Justice John Lahtinen

This Article 78 proceeding sought to review the decision of Tax Appeals Tribunal which denied Meredith Corp.’s request for a refund of corporate franchise tax imposed under Tax Law Article 9-A. The main issue was if certain of Meredith’s property was tangible personal property—which could be included in the property factor— or intangible property—which cannot be included. Taxation Division informed Meredith, a publishing and broadcasting company, that programming delivered on videotape was tangible, but that satellite transmission—which Meredith primarily used at that time—was not tangible personal property. The Tribunal affirmed an Administrative law Judge’s decision, sustaining denial of Meredith’s refund claims. The court found that retroactively applying a changed interpretation on which a taxpayer relied, as here, was arbitrary.

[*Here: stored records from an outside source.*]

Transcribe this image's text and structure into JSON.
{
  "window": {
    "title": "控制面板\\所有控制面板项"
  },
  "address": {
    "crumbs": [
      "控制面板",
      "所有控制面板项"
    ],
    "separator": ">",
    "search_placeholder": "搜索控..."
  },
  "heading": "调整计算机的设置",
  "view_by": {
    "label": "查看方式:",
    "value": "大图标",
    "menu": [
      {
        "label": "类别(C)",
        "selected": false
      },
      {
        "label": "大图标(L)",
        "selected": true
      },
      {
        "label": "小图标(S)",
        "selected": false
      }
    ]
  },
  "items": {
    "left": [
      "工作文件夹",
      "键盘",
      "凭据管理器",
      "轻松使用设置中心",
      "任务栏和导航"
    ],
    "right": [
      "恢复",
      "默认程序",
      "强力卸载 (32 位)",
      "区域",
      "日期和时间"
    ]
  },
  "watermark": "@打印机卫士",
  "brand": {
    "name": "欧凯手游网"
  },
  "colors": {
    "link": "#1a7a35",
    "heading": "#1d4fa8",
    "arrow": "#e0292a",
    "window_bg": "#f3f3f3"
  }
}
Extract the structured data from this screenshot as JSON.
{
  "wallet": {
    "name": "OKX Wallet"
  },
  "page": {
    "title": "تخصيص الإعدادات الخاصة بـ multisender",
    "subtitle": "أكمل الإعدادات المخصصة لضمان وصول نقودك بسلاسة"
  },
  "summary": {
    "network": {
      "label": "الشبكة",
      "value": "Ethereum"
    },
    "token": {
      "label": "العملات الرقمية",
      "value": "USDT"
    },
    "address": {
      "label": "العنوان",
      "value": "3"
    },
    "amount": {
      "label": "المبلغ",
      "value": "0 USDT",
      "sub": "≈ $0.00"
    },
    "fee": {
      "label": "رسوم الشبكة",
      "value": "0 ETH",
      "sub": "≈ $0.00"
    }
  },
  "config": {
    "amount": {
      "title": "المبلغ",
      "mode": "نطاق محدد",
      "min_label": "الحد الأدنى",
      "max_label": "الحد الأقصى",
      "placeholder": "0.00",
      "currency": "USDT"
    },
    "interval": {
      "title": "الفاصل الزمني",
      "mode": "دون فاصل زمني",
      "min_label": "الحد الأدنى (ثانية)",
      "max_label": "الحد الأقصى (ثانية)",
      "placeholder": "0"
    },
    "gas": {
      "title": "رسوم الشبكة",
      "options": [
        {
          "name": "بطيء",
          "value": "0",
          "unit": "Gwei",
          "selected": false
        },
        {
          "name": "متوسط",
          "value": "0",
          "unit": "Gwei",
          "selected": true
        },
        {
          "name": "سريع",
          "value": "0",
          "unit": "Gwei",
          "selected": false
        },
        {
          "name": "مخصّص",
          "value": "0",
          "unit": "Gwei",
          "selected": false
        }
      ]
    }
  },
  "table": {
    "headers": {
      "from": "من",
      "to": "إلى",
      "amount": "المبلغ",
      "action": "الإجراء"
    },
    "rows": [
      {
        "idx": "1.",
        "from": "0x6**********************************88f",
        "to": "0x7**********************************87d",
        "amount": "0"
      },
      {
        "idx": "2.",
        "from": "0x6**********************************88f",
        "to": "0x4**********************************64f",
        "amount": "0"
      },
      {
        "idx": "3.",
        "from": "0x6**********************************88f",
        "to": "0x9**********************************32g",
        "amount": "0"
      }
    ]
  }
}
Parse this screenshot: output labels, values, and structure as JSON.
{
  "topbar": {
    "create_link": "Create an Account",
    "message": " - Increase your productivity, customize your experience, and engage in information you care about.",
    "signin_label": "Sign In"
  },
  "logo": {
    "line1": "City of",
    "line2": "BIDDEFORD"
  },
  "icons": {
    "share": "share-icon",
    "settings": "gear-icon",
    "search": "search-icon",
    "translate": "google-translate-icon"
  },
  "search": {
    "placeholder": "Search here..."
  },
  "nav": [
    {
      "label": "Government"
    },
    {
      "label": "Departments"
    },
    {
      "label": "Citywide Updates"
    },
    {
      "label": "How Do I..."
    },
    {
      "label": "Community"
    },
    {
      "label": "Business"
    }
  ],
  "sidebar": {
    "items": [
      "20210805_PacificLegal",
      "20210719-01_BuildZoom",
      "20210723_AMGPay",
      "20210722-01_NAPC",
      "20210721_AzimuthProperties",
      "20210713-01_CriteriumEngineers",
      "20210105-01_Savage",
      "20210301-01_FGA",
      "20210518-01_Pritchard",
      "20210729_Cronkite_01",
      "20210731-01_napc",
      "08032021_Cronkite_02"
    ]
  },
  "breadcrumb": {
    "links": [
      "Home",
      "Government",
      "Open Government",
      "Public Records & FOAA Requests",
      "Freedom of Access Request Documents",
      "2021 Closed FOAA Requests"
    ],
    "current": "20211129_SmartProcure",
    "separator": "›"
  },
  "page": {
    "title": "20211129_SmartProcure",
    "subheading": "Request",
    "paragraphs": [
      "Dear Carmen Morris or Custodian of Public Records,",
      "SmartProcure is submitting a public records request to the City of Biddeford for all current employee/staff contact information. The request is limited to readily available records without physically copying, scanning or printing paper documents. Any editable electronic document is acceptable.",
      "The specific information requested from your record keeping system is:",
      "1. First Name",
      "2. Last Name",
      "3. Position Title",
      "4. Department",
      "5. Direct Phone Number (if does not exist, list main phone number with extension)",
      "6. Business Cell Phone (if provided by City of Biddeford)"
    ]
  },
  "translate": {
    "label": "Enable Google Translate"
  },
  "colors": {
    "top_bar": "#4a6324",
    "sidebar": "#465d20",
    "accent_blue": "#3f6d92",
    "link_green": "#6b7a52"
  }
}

Further, it noted the Tribunal’s distinction between videotape and satellite was arbitrary, noting a distinction with no relevance or relation to the purpose of the statute is irrational.” Thus, as programming on videotape was considered tangible property, and the distinction between satellite was indistinguishable, the Tribunal’s decision that Meredith’s programming was not tangible property was annulled.